- _WORKING DATA_
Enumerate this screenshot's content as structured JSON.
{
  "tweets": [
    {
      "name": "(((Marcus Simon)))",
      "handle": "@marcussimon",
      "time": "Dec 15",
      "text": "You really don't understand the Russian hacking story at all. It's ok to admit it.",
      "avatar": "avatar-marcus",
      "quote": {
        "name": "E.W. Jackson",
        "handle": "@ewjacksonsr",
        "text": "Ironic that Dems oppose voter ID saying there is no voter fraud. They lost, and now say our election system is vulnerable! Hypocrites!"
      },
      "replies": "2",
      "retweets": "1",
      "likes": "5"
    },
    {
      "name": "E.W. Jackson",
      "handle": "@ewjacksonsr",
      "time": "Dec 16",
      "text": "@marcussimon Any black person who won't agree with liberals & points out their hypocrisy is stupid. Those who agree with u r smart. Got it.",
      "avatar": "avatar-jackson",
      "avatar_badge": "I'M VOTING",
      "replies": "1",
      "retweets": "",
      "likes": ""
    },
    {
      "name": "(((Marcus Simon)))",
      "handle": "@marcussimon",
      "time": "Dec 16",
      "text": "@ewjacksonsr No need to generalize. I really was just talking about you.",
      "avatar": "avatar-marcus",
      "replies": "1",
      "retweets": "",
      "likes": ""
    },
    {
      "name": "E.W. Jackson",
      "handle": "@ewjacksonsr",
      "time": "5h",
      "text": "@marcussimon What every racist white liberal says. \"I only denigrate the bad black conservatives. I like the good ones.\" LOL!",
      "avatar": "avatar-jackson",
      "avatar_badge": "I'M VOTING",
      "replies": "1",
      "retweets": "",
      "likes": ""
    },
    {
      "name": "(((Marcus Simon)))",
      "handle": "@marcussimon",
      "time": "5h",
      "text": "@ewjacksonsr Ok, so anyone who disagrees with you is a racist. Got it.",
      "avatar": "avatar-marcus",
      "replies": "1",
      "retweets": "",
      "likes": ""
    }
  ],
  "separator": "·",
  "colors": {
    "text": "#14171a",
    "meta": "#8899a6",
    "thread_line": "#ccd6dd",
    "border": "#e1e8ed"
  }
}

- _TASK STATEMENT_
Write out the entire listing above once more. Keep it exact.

- _RESULT_
Enumerate this screenshot's content as structured JSON.
{
  "tweets": [
    {
      "name": "(((Marcus Simon)))",
      "handle": "@marcussimon",
      "time": "Dec 15",
      "text": "You really don't understand the Russian hacking story at all. It's ok to admit it.",
      "avatar": "avatar-marcus",
      "quote": {
        "name": "E.W. Jackson",
        "handle": "@ewjacksonsr",
        "text": "Ironic that Dems oppose voter ID saying there is no voter fraud. They lost, and now say our election system is vulnerable! Hypocrites!"
      },
      "replies": "2",
      "retweets": "1",
      "likes": "5"
    },
    {
      "name": "E.W. Jackson",
      "handle": "@ewjacksonsr",
      "time": "Dec 16",
      "text": "@marcussimon Any black person who won't agree with liberals & points out their hypocrisy is stupid. Those who agree with u r smart. Got it.",
      "avatar": "avatar-jackson",
      "avatar_badge": "I'M VOTING",
      "replies": "1",
      "retweets": "",
      "likes": ""
    },
    {
      "name": "(((Marcus Simon)))",
      "handle": "@marcussimon",
      "time": "Dec 16",
      "text": "@ewjacksonsr No need to generalize. I really was just talking about you.",
      "avatar": "avatar-marcus",
      "replies": "1",
      "retweets": "",
      "likes": ""
    },
    {
      "name": "E.W. Jackson",
      "handle": "@ewjacksonsr",
      "time": "5h",
      "text": "@marcussimon What every racist white liberal says. \"I only denigrate the bad black conservatives. I like the good ones.\" LOL!",
      "avatar": "avatar-jackson",
      "avatar_badge": "I'M VOTING",
      "replies": "1",
      "retweets": "",
      "likes": ""
    },
    {
      "name": "(((Marcus Simon)))",
      "handle": "@marcussimon",
      "time": "5h",
      "text": "@ewjacksonsr Ok, so anyone who disagrees with you is a racist. Got it.",
      "avatar": "avatar-marcus",
      "replies": "1",
      "retweets": "",
      "likes": ""
    }
  ],
  "separator": "·",
  "colors": {
    "text": "#14171a",
    "meta": "#8899a6",
    "thread_line": "#ccd6dd",
    "border": "#e1e8ed"
  }
}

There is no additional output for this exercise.